[The task]: In the material below, find all lines with the string "true" and copy them.
Entries shown START
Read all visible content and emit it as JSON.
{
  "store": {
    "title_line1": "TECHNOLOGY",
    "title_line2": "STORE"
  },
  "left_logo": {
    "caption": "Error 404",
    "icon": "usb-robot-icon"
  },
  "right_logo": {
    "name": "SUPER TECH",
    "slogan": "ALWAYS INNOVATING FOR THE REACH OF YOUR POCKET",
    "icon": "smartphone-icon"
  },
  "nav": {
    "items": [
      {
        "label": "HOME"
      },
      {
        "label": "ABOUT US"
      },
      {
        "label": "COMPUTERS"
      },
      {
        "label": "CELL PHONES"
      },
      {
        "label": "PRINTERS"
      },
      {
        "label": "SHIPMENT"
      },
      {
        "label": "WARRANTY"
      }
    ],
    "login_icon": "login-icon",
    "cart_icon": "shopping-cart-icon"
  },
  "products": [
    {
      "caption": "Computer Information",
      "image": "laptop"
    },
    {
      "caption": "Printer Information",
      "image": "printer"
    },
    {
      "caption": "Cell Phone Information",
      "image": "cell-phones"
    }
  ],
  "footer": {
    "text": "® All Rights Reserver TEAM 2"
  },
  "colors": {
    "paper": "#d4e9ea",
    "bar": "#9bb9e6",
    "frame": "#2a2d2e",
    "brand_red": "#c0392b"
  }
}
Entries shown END
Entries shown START
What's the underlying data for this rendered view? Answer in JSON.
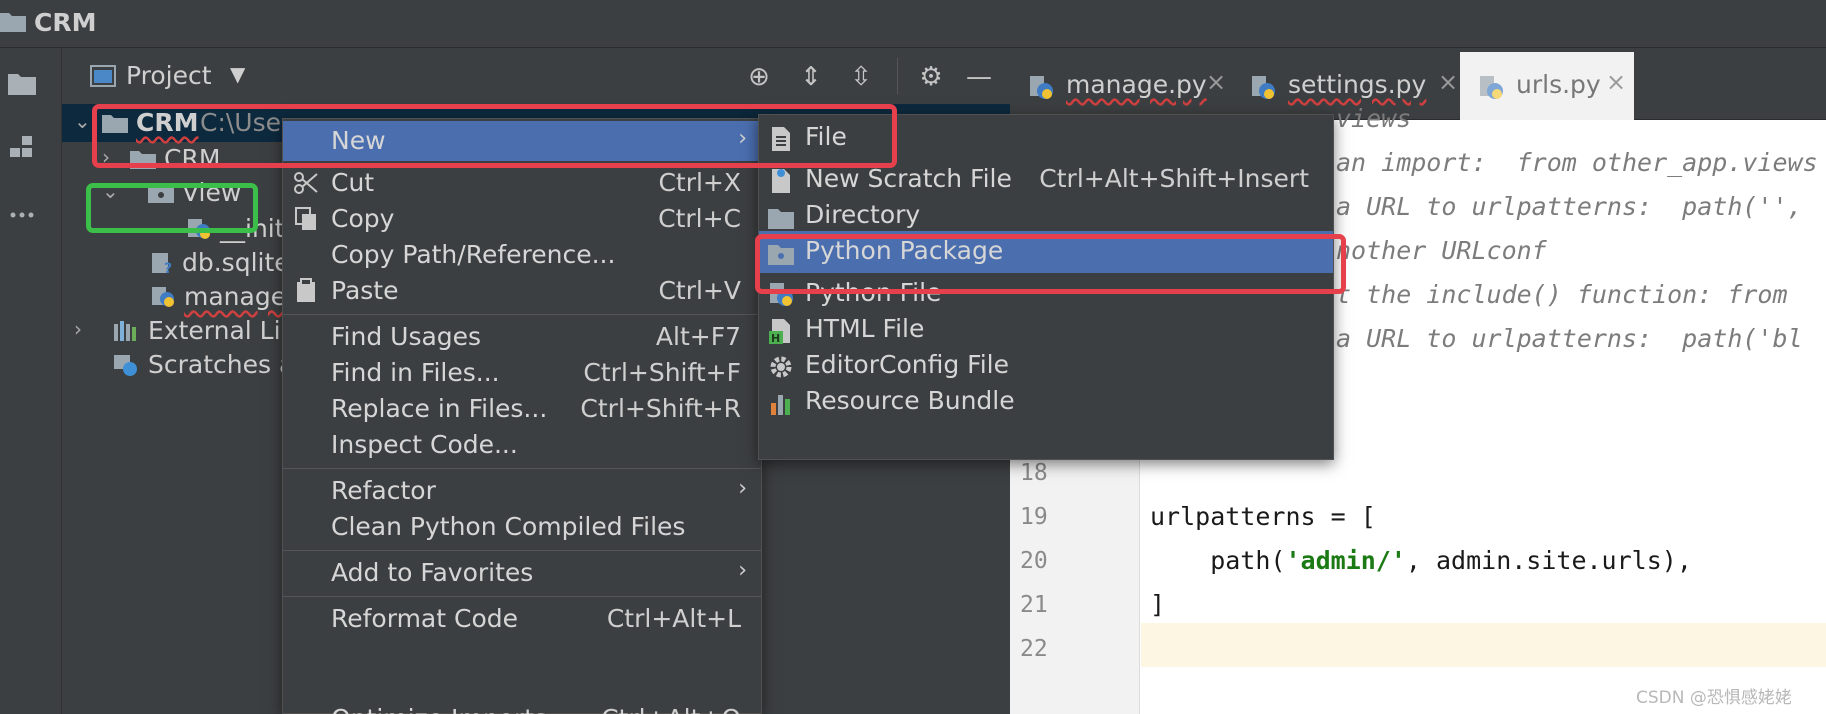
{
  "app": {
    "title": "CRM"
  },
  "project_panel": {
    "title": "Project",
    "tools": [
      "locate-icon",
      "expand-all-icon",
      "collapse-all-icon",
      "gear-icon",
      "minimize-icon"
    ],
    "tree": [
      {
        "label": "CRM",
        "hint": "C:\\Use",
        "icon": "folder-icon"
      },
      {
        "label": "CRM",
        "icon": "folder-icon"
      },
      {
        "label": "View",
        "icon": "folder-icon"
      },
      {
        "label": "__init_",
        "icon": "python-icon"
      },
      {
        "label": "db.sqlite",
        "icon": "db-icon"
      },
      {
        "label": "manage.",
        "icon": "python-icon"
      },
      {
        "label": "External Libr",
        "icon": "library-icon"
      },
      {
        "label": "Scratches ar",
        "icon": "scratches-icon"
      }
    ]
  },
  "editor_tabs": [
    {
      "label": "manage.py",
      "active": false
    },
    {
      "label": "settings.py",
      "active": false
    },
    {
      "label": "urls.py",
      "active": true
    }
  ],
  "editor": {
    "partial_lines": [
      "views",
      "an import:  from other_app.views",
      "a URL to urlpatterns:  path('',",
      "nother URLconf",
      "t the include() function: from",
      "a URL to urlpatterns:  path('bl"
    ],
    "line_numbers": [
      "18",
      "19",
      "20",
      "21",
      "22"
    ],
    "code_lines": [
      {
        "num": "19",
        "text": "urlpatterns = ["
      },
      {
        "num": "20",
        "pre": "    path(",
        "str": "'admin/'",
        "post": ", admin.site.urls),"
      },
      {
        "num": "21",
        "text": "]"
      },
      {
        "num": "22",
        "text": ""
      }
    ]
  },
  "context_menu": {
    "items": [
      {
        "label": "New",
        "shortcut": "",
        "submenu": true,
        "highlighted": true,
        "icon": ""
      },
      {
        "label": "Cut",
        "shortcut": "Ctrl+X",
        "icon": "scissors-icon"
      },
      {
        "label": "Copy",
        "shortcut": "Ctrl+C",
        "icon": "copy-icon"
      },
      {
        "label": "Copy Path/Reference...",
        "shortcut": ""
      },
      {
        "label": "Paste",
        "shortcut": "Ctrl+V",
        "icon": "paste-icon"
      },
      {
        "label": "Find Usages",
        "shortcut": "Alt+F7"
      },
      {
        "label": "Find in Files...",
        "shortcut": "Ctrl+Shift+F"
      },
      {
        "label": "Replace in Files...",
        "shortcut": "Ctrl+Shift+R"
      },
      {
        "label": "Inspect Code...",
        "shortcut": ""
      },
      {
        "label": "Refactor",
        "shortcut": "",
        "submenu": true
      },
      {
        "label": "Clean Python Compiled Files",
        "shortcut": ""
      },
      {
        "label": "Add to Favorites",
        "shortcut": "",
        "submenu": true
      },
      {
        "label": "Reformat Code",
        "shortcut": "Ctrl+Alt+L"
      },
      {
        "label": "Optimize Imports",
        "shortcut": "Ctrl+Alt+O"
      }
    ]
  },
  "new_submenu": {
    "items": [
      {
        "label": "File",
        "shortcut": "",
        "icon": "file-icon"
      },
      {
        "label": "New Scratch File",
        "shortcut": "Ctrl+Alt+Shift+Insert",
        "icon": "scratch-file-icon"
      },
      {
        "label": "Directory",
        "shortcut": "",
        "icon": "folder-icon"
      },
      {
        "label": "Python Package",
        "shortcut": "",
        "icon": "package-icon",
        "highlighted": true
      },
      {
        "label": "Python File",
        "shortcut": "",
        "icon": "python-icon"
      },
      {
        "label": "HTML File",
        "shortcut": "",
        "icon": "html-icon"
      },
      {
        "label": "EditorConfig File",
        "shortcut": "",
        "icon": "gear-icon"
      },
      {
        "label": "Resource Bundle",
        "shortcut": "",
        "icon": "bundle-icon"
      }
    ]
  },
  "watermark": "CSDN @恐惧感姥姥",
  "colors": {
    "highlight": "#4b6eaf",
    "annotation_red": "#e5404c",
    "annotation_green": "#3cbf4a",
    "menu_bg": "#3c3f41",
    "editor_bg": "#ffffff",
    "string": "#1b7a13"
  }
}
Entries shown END
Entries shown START
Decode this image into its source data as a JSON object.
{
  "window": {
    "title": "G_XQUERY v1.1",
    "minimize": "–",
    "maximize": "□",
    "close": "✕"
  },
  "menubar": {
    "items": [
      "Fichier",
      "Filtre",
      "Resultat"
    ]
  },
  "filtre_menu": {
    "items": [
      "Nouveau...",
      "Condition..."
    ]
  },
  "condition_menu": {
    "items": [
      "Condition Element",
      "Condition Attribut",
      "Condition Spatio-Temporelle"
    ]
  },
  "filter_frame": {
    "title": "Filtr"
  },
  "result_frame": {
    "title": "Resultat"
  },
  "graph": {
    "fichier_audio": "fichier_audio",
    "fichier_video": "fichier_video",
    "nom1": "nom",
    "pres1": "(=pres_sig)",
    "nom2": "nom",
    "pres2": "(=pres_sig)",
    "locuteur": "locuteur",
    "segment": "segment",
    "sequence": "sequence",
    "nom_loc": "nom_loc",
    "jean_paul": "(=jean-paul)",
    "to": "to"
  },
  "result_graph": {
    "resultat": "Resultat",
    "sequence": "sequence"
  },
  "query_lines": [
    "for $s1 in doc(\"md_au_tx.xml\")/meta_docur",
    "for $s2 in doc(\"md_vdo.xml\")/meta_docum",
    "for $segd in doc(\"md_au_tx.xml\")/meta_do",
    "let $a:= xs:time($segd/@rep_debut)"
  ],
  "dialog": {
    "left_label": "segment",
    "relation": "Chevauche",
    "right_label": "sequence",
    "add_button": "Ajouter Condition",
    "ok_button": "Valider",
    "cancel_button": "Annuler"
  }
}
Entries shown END
[Task response]:
      "active": true
        "submenu": true,
        "highlighted": true,
        "submenu": true
        "submenu": true
        "highlighted": true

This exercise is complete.